| TRY IT |
Extract each line from the entries below that has the string "label" in it.

---------- DATASET RECORDS

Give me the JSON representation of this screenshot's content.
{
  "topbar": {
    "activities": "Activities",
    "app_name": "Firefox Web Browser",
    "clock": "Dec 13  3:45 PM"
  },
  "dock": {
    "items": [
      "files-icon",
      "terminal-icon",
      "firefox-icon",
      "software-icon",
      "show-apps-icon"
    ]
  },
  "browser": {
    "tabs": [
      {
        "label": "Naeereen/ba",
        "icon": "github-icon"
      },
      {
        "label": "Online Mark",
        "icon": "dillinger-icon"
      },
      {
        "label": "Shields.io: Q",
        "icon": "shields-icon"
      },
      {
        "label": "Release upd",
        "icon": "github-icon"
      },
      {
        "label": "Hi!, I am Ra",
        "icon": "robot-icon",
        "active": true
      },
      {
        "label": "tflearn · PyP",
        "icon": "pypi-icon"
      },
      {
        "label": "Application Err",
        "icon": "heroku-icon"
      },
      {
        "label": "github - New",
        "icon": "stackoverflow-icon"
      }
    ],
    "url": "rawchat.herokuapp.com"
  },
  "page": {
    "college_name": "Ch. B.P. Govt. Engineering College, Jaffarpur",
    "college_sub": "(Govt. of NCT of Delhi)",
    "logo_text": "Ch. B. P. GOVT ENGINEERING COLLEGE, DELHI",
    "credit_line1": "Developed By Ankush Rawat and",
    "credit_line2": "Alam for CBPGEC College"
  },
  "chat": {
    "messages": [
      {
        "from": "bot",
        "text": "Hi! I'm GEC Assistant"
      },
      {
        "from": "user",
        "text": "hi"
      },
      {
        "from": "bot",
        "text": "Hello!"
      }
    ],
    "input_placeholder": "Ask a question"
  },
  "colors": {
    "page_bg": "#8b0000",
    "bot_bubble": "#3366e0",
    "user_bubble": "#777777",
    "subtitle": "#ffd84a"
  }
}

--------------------

| REPLY |
        "label": "Naeereen/ba",
        "label": "Online Mark",
        "label": "Shields.io: Q",
        "label": "Release upd",
        "label": "Hi!, I am Ra",
        "label": "tflearn · PyP",
        "label": "Application Err",
        "label": "github - New",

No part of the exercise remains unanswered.